╭─ Source data

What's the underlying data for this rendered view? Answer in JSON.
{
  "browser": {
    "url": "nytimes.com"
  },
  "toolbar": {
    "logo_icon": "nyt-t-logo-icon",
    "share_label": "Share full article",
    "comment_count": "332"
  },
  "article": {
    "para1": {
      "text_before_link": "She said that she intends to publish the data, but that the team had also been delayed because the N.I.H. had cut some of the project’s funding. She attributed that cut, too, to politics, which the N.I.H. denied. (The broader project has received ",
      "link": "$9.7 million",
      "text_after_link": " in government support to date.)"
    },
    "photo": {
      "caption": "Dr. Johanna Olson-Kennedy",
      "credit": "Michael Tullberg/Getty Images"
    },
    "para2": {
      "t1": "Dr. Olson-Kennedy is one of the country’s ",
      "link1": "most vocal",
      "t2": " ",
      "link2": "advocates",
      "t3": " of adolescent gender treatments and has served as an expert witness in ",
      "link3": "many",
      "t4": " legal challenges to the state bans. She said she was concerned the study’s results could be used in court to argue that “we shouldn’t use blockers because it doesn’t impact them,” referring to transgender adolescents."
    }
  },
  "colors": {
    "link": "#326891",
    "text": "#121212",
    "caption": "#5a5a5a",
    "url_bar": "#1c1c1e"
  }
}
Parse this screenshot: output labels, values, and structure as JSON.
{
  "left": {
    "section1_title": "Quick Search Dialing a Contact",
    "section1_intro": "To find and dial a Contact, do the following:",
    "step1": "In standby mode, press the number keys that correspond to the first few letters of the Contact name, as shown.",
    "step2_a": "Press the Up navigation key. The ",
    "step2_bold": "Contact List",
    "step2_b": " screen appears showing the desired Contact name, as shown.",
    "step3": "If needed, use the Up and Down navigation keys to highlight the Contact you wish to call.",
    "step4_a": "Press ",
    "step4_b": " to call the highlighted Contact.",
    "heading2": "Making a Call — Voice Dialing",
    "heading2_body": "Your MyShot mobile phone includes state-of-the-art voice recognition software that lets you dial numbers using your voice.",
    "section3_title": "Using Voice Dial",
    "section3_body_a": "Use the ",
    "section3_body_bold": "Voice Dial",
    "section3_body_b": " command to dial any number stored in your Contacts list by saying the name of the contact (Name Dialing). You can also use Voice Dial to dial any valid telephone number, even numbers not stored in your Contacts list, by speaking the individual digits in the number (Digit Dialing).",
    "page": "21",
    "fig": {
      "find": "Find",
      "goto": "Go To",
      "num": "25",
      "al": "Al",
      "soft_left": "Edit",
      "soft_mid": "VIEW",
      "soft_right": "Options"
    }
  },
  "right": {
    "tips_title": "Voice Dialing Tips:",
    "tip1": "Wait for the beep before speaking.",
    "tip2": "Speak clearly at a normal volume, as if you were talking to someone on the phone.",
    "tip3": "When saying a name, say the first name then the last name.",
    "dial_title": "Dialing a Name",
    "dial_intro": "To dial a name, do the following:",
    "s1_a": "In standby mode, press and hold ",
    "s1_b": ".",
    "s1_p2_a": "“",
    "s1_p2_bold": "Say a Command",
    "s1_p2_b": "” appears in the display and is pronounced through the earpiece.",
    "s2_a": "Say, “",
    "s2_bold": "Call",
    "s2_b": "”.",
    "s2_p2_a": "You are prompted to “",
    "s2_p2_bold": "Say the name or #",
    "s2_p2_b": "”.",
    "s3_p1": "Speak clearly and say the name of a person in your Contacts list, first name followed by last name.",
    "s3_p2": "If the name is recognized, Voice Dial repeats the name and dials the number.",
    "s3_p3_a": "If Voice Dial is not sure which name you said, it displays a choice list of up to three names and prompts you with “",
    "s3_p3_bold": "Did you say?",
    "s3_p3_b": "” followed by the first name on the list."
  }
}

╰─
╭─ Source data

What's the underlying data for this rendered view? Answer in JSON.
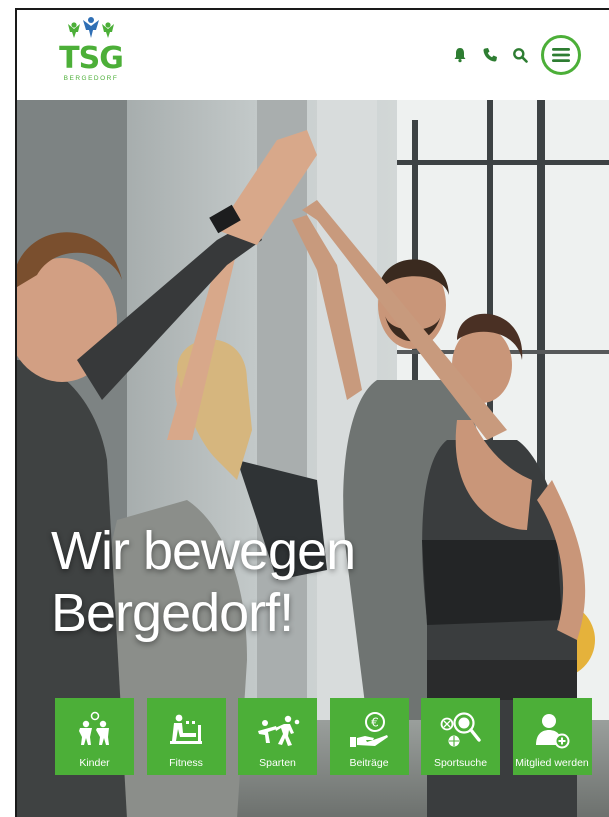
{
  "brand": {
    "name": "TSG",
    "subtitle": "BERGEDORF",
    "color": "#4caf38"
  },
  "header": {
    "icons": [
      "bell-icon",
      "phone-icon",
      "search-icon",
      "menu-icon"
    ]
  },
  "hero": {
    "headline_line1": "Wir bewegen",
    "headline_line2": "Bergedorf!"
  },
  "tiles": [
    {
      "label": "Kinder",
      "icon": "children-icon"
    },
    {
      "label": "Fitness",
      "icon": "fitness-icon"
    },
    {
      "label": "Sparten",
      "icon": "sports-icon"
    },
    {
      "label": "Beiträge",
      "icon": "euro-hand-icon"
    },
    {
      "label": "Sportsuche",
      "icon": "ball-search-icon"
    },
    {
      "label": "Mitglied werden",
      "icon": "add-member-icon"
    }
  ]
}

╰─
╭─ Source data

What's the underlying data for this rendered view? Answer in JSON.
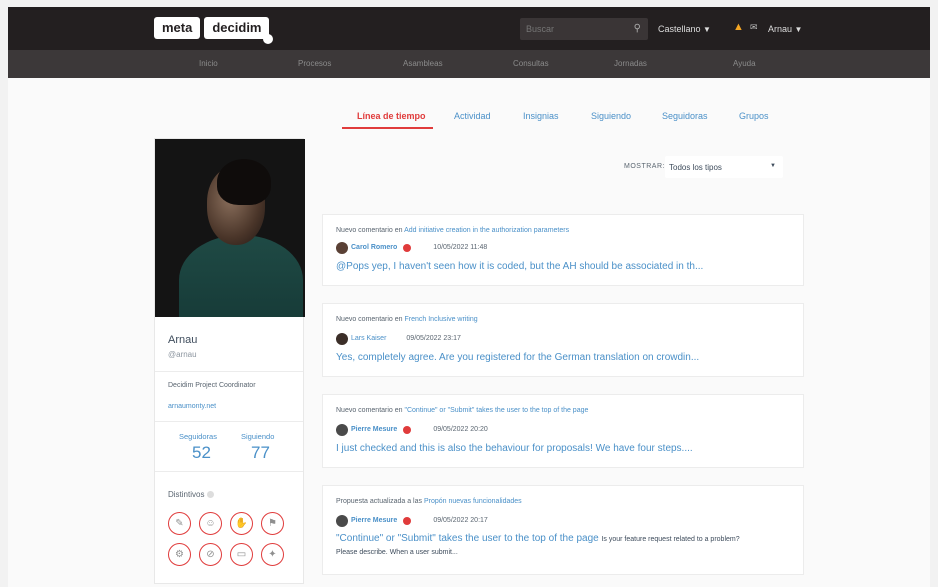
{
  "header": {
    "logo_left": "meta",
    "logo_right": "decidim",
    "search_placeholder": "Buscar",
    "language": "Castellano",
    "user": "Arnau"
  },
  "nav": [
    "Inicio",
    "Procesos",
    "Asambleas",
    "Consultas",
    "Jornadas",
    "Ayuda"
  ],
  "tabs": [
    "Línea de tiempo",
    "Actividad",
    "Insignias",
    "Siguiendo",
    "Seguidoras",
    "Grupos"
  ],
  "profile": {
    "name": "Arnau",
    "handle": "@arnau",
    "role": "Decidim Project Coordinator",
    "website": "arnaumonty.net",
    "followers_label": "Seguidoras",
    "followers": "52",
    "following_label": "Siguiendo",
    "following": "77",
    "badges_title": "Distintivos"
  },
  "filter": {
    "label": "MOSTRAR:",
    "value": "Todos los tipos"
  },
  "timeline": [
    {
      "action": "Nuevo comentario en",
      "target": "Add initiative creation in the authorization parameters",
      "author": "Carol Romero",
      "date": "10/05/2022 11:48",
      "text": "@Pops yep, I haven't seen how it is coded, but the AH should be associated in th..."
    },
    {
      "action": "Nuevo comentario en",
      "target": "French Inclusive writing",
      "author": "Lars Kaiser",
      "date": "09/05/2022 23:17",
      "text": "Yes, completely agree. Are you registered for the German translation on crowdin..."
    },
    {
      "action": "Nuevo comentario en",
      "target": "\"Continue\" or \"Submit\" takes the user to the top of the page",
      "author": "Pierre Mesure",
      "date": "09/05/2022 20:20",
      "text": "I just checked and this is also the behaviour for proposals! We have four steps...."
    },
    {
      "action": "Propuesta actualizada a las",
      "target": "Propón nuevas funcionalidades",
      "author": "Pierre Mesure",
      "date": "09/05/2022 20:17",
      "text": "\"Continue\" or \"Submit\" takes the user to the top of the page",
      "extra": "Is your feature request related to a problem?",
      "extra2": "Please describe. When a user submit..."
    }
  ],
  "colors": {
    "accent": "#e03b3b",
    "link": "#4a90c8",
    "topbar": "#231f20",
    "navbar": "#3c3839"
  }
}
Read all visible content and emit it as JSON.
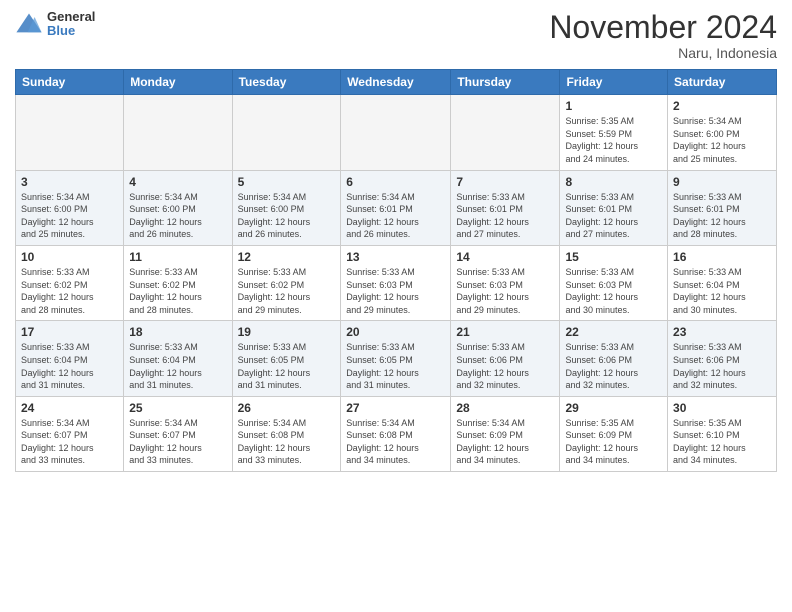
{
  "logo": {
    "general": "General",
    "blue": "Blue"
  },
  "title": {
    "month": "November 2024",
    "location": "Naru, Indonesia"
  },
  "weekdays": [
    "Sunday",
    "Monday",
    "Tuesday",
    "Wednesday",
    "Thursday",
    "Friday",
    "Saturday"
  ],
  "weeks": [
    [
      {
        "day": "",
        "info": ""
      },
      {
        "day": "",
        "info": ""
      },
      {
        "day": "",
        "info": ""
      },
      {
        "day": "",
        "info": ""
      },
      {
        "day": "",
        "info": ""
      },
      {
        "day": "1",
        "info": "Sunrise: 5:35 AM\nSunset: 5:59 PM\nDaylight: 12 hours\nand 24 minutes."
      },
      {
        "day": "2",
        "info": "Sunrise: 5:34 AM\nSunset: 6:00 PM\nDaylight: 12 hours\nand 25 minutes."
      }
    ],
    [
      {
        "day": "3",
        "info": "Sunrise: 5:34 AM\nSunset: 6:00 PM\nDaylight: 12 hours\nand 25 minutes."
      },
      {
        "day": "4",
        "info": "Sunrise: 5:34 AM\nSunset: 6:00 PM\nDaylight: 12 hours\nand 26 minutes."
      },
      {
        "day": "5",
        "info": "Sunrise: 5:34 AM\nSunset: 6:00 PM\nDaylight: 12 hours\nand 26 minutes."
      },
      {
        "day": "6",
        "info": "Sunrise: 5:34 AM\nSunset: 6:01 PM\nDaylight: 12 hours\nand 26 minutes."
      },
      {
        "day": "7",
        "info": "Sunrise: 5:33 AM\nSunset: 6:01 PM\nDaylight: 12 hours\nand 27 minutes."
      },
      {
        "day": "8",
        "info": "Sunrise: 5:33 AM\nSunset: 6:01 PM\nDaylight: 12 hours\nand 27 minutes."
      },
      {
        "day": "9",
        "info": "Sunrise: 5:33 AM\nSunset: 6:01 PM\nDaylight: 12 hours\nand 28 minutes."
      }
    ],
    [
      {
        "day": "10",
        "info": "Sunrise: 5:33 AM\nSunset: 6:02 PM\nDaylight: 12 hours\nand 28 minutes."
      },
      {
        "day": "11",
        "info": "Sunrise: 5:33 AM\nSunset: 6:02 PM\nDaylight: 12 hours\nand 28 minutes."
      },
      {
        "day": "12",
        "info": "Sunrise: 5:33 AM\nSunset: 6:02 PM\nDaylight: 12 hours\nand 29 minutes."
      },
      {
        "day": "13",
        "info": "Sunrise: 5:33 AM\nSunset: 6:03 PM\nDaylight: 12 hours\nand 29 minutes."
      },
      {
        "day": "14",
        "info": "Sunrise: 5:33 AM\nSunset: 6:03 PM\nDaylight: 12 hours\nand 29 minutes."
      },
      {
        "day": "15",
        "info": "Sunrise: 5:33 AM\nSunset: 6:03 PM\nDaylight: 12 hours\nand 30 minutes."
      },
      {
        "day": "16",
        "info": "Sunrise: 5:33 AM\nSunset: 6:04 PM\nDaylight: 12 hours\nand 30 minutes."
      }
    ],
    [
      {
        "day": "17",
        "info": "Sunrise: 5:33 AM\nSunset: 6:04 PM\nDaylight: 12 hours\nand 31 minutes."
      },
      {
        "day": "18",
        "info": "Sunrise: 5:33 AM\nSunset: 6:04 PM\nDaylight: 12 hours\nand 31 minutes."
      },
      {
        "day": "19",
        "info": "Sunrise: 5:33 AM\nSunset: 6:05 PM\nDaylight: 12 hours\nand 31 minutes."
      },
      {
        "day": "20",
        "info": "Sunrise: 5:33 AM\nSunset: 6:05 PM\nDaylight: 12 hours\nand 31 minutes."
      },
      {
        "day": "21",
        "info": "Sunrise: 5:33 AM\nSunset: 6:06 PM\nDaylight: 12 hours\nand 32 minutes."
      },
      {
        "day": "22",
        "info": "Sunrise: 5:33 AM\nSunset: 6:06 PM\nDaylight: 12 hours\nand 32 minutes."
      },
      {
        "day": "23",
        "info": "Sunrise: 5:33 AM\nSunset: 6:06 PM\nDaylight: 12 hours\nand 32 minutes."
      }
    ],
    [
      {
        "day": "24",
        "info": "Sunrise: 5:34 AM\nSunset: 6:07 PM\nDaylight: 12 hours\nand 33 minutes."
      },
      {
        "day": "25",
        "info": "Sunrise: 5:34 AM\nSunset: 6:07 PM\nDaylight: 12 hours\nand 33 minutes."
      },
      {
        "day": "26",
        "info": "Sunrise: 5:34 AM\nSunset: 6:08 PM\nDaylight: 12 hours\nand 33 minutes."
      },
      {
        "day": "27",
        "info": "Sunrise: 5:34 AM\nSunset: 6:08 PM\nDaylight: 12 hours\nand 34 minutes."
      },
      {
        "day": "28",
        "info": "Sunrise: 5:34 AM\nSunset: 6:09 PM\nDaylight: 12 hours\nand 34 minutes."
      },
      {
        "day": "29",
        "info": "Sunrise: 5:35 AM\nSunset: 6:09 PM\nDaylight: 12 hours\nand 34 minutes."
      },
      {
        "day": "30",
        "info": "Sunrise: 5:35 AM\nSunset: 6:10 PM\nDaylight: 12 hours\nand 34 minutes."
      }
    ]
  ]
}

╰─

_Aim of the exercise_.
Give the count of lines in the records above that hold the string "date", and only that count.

_Solution to this exercise_.
5